===== Materials provided =====
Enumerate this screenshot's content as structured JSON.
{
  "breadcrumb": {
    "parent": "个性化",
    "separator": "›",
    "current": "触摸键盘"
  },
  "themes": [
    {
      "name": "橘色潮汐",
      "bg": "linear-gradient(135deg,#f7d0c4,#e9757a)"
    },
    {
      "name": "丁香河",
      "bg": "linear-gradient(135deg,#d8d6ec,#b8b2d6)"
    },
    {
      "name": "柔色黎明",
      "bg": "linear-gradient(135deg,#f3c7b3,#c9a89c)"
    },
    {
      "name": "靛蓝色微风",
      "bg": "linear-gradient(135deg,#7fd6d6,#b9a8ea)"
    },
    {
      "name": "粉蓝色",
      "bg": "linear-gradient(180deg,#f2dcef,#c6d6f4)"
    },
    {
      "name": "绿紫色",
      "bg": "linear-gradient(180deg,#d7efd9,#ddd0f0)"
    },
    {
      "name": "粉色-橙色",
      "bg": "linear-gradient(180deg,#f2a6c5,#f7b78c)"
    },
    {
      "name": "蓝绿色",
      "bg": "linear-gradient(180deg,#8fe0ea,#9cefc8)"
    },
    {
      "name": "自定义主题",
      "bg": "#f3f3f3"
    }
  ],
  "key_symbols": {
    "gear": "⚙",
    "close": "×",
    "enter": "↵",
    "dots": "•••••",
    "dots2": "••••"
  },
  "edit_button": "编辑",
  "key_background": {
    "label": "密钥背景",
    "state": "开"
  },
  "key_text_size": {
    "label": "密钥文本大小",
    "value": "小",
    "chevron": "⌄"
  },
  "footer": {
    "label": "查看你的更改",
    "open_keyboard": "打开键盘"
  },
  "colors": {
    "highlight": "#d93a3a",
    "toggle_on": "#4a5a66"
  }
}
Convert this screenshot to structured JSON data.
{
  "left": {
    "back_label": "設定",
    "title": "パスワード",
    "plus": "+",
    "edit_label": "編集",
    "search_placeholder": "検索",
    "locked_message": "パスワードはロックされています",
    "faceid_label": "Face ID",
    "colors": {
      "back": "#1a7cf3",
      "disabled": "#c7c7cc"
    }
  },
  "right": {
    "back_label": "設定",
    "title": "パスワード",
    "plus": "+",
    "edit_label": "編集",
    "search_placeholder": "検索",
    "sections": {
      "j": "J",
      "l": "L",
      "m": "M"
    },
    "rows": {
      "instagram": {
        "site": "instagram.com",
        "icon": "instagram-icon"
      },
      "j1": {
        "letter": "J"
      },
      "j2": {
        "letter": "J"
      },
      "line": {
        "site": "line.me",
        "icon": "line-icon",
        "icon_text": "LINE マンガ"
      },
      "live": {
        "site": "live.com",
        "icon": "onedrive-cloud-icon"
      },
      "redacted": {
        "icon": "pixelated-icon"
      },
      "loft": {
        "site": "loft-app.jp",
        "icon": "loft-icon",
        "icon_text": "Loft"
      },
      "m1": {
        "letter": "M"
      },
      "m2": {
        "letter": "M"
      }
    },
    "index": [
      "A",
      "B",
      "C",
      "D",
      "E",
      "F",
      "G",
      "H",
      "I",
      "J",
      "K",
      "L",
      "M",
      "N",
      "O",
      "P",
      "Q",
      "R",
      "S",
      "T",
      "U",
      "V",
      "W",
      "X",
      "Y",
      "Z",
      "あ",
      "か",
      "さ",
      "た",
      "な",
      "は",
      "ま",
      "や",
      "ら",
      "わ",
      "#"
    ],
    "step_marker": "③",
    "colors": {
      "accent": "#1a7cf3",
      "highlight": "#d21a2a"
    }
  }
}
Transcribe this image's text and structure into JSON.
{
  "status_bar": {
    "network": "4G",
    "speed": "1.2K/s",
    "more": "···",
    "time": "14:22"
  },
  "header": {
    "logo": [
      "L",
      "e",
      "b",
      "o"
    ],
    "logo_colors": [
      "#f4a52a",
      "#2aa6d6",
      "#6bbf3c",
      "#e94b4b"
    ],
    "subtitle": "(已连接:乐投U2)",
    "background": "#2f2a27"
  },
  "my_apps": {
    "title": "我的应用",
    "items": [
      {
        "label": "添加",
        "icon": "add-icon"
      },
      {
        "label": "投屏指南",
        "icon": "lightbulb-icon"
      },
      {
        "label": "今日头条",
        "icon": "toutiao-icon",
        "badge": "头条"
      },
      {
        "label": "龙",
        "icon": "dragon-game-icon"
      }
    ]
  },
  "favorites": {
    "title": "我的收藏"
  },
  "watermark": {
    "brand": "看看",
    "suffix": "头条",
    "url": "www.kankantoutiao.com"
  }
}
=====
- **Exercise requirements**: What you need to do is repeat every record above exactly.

- **Result of the exercise**:
Enumerate this screenshot's content as structured JSON.
{
  "breadcrumb": {
    "parent": "个性化",
    "separator": "›",
    "current": "触摸键盘"
  },
  "themes": [
    {
      "name": "橘色潮汐",
      "bg": "linear-gradient(135deg,#f7d0c4,#e9757a)"
    },
    {
      "name": "丁香河",
      "bg": "linear-gradient(135deg,#d8d6ec,#b8b2d6)"
    },
    {
      "name": "柔色黎明",
      "bg": "linear-gradient(135deg,#f3c7b3,#c9a89c)"
    },
    {
      "name": "靛蓝色微风",
      "bg": "linear-gradient(135deg,#7fd6d6,#b9a8ea)"
    },
    {
      "name": "粉蓝色",
      "bg": "linear-gradient(180deg,#f2dcef,#c6d6f4)"
    },
    {
      "name": "绿紫色",
      "bg": "linear-gradient(180deg,#d7efd9,#ddd0f0)"
    },
    {
      "name": "粉色-橙色",
      "bg": "linear-gradient(180deg,#f2a6c5,#f7b78c)"
    },
    {
      "name": "蓝绿色",
      "bg": "linear-gradient(180deg,#8fe0ea,#9cefc8)"
    },
    {
      "name": "自定义主题",
      "bg": "#f3f3f3"
    }
  ],
  "key_symbols": {
    "gear": "⚙",
    "close": "×",
    "enter": "↵",
    "dots": "•••••",
    "dots2": "••••"
  },
  "edit_button": "编辑",
  "key_background": {
    "label": "密钥背景",
    "state": "开"
  },
  "key_text_size": {
    "label": "密钥文本大小",
    "value": "小",
    "chevron": "⌄"
  },
  "footer": {
    "label": "查看你的更改",
    "open_keyboard": "打开键盘"
  },
  "colors": {
    "highlight": "#d93a3a",
    "toggle_on": "#4a5a66"
  }
}
Convert this screenshot to structured JSON data.
{
  "left": {
    "back_label": "設定",
    "title": "パスワード",
    "plus": "+",
    "edit_label": "編集",
    "search_placeholder": "検索",
    "locked_message": "パスワードはロックされています",
    "faceid_label": "Face ID",
    "colors": {
      "back": "#1a7cf3",
      "disabled": "#c7c7cc"
    }
  },
  "right": {
    "back_label": "設定",
    "title": "パスワード",
    "plus": "+",
    "edit_label": "編集",
    "search_placeholder": "検索",
    "sections": {
      "j": "J",
      "l": "L",
      "m": "M"
    },
    "rows": {
      "instagram": {
        "site": "instagram.com",
        "icon": "instagram-icon"
      },
      "j1": {
        "letter": "J"
      },
      "j2": {
        "letter": "J"
      },
      "line": {
        "site": "line.me",
        "icon": "line-icon",
        "icon_text": "LINE マンガ"
      },
      "live": {
        "site": "live.com",
        "icon": "onedrive-cloud-icon"
      },
      "redacted": {
        "icon": "pixelated-icon"
      },
      "loft": {
        "site": "loft-app.jp",
        "icon": "loft-icon",
        "icon_text": "Loft"
      },
      "m1": {
        "letter": "M"
      },
      "m2": {
        "letter": "M"
      }
    },
    "index": [
      "A",
      "B",
      "C",
      "D",
      "E",
      "F",
      "G",
      "H",
      "I",
      "J",
      "K",
      "L",
      "M",
      "N",
      "O",
      "P",
      "Q",
      "R",
      "S",
      "T",
      "U",
      "V",
      "W",
      "X",
      "Y",
      "Z",
      "あ",
      "か",
      "さ",
      "た",
      "な",
      "は",
      "ま",
      "や",
      "ら",
      "わ",
      "#"
    ],
    "step_marker": "③",
    "colors": {
      "accent": "#1a7cf3",
      "highlight": "#d21a2a"
    }
  }
}
Transcribe this image's text and structure into JSON.
{
  "status_bar": {
    "network": "4G",
    "speed": "1.2K/s",
    "more": "···",
    "time": "14:22"
  },
  "header": {
    "logo": [
      "L",
      "e",
      "b",
      "o"
    ],
    "logo_colors": [
      "#f4a52a",
      "#2aa6d6",
      "#6bbf3c",
      "#e94b4b"
    ],
    "subtitle": "(已连接:乐投U2)",
    "background": "#2f2a27"
  },
  "my_apps": {
    "title": "我的应用",
    "items": [
      {
        "label": "添加",
        "icon": "add-icon"
      },
      {
        "label": "投屏指南",
        "icon": "lightbulb-icon"
      },
      {
        "label": "今日头条",
        "icon": "toutiao-icon",
        "badge": "头条"
      },
      {
        "label": "龙",
        "icon": "dragon-game-icon"
      }
    ]
  },
  "favorites": {
    "title": "我的收藏"
  },
  "watermark": {
    "brand": "看看",
    "suffix": "头条",
    "url": "www.kankantoutiao.com"
  }
}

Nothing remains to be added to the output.